ABOUT THIS EXERCISE -
Set every record down again, exactly and completely.

Stored records:
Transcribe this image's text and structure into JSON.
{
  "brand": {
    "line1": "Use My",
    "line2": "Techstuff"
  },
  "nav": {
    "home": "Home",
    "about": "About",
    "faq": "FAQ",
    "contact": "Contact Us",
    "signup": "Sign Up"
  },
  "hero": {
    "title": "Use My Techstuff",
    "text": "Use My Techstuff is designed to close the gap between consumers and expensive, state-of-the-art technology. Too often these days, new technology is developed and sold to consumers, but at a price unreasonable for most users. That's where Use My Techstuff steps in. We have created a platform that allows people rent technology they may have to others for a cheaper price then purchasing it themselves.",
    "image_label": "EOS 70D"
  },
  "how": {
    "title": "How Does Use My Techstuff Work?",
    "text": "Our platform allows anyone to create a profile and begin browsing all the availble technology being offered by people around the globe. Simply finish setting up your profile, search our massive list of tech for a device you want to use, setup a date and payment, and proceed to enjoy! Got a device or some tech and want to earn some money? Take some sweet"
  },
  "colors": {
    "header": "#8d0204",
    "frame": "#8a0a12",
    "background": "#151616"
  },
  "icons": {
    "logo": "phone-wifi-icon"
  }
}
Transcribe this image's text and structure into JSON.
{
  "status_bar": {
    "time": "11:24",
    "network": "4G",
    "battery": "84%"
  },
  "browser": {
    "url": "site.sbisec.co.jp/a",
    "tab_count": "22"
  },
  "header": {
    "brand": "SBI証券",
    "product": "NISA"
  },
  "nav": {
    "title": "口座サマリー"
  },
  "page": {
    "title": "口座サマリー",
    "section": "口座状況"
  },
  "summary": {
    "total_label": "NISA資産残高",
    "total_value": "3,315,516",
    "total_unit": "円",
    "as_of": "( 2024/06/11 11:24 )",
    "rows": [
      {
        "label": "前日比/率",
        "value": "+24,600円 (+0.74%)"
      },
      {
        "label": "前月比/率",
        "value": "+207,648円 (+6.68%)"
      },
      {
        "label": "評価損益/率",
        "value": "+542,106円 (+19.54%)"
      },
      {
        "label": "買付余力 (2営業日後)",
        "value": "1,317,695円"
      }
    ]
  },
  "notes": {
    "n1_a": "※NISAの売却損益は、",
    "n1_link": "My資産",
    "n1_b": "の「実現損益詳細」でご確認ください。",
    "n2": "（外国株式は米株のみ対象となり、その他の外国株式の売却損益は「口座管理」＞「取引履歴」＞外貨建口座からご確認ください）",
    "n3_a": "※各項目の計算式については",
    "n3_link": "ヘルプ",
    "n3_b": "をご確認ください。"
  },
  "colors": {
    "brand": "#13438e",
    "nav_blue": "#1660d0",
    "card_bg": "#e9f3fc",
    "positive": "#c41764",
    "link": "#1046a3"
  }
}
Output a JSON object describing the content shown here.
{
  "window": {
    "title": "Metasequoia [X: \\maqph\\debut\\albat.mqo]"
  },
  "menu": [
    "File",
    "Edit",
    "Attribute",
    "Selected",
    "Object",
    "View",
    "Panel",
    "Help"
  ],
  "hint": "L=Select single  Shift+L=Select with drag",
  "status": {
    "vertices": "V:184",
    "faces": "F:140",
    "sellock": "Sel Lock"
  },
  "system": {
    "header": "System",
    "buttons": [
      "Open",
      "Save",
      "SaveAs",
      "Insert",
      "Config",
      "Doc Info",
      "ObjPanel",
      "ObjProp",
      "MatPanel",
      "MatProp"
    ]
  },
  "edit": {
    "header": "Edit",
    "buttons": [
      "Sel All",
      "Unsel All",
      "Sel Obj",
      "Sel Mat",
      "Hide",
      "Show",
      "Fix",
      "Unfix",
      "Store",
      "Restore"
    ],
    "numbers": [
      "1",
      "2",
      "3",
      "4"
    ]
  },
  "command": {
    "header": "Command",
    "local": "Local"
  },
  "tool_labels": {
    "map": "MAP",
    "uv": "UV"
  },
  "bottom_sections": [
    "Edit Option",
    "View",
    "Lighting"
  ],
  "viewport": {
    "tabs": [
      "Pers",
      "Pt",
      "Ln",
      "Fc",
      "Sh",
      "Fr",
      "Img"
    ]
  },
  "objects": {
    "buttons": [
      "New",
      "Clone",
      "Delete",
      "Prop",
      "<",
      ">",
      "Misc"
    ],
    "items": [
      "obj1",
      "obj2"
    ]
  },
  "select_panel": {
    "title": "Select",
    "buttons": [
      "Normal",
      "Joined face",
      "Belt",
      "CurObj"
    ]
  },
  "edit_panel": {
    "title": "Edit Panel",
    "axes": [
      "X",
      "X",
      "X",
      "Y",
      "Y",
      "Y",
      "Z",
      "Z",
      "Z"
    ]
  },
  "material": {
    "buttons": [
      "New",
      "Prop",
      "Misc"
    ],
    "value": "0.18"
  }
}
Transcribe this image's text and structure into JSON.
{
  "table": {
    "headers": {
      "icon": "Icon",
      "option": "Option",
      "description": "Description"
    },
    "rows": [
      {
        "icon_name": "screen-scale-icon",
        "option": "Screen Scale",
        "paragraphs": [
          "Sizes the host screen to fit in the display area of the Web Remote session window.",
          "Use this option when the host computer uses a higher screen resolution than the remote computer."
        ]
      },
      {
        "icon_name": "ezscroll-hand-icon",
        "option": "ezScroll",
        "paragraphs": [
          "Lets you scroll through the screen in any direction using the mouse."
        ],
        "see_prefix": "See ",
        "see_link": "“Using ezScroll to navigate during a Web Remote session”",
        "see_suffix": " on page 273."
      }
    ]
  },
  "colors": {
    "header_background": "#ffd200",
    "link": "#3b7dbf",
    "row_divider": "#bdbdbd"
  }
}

RESULT -
Transcribe this image's text and structure into JSON.
{
  "brand": {
    "line1": "Use My",
    "line2": "Techstuff"
  },
  "nav": {
    "home": "Home",
    "about": "About",
    "faq": "FAQ",
    "contact": "Contact Us",
    "signup": "Sign Up"
  },
  "hero": {
    "title": "Use My Techstuff",
    "text": "Use My Techstuff is designed to close the gap between consumers and expensive, state-of-the-art technology. Too often these days, new technology is developed and sold to consumers, but at a price unreasonable for most users. That's where Use My Techstuff steps in. We have created a platform that allows people rent technology they may have to others for a cheaper price then purchasing it themselves.",
    "image_label": "EOS 70D"
  },
  "how": {
    "title": "How Does Use My Techstuff Work?",
    "text": "Our platform allows anyone to create a profile and begin browsing all the availble technology being offered by people around the globe. Simply finish setting up your profile, search our massive list of tech for a device you want to use, setup a date and payment, and proceed to enjoy! Got a device or some tech and want to earn some money? Take some sweet"
  },
  "colors": {
    "header": "#8d0204",
    "frame": "#8a0a12",
    "background": "#151616"
  },
  "icons": {
    "logo": "phone-wifi-icon"
  }
}
Transcribe this image's text and structure into JSON.
{
  "status_bar": {
    "time": "11:24",
    "network": "4G",
    "battery": "84%"
  },
  "browser": {
    "url": "site.sbisec.co.jp/a",
    "tab_count": "22"
  },
  "header": {
    "brand": "SBI証券",
    "product": "NISA"
  },
  "nav": {
    "title": "口座サマリー"
  },
  "page": {
    "title": "口座サマリー",
    "section": "口座状況"
  },
  "summary": {
    "total_label": "NISA資産残高",
    "total_value": "3,315,516",
    "total_unit": "円",
    "as_of": "( 2024/06/11 11:24 )",
    "rows": [
      {
        "label": "前日比/率",
        "value": "+24,600円 (+0.74%)"
      },
      {
        "label": "前月比/率",
        "value": "+207,648円 (+6.68%)"
      },
      {
        "label": "評価損益/率",
        "value": "+542,106円 (+19.54%)"
      },
      {
        "label": "買付余力 (2営業日後)",
        "value": "1,317,695円"
      }
    ]
  },
  "notes": {
    "n1_a": "※NISAの売却損益は、",
    "n1_link": "My資産",
    "n1_b": "の「実現損益詳細」でご確認ください。",
    "n2": "（外国株式は米株のみ対象となり、その他の外国株式の売却損益は「口座管理」＞「取引履歴」＞外貨建口座からご確認ください）",
    "n3_a": "※各項目の計算式については",
    "n3_link": "ヘルプ",
    "n3_b": "をご確認ください。"
  },
  "colors": {
    "brand": "#13438e",
    "nav_blue": "#1660d0",
    "card_bg": "#e9f3fc",
    "positive": "#c41764",
    "link": "#1046a3"
  }
}
Output a JSON object describing the content shown here.
{
  "window": {
    "title": "Metasequoia [X: \\maqph\\debut\\albat.mqo]"
  },
  "menu": [
    "File",
    "Edit",
    "Attribute",
    "Selected",
    "Object",
    "View",
    "Panel",
    "Help"
  ],
  "hint": "L=Select single  Shift+L=Select with drag",
  "status": {
    "vertices": "V:184",
    "faces": "F:140",
    "sellock": "Sel Lock"
  },
  "system": {
    "header": "System",
    "buttons": [
      "Open",
      "Save",
      "SaveAs",
      "Insert",
      "Config",
      "Doc Info",
      "ObjPanel",
      "ObjProp",
      "MatPanel",
      "MatProp"
    ]
  },
  "edit": {
    "header": "Edit",
    "buttons": [
      "Sel All",
      "Unsel All",
      "Sel Obj",
      "Sel Mat",
      "Hide",
      "Show",
      "Fix",
      "Unfix",
      "Store",
      "Restore"
    ],
    "numbers": [
      "1",
      "2",
      "3",
      "4"
    ]
  },
  "command": {
    "header": "Command",
    "local": "Local"
  },
  "tool_labels": {
    "map": "MAP",
    "uv": "UV"
  },
  "bottom_sections": [
    "Edit Option",
    "View",
    "Lighting"
  ],
  "viewport": {
    "tabs": [
      "Pers",
      "Pt",
      "Ln",
      "Fc",
      "Sh",
      "Fr",
      "Img"
    ]
  },
  "objects": {
    "buttons": [
      "New",
      "Clone",
      "Delete",
      "Prop",
      "<",
      ">",
      "Misc"
    ],
    "items": [
      "obj1",
      "obj2"
    ]
  },
  "select_panel": {
    "title": "Select",
    "buttons": [
      "Normal",
      "Joined face",
      "Belt",
      "CurObj"
    ]
  },
  "edit_panel": {
    "title": "Edit Panel",
    "axes": [
      "X",
      "X",
      "X",
      "Y",
      "Y",
      "Y",
      "Z",
      "Z",
      "Z"
    ]
  },
  "material": {
    "buttons": [
      "New",
      "Prop",
      "Misc"
    ],
    "value": "0.18"
  }
}
Transcribe this image's text and structure into JSON.
{
  "table": {
    "headers": {
      "icon": "Icon",
      "option": "Option",
      "description": "Description"
    },
    "rows": [
      {
        "icon_name": "screen-scale-icon",
        "option": "Screen Scale",
        "paragraphs": [
          "Sizes the host screen to fit in the display area of the Web Remote session window.",
          "Use this option when the host computer uses a higher screen resolution than the remote computer."
        ]
      },
      {
        "icon_name": "ezscroll-hand-icon",
        "option": "ezScroll",
        "paragraphs": [
          "Lets you scroll through the screen in any direction using the mouse."
        ],
        "see_prefix": "See ",
        "see_link": "“Using ezScroll to navigate during a Web Remote session”",
        "see_suffix": " on page 273."
      }
    ]
  },
  "colors": {
    "header_background": "#ffd200",
    "link": "#3b7dbf",
    "row_divider": "#bdbdbd"
  }
}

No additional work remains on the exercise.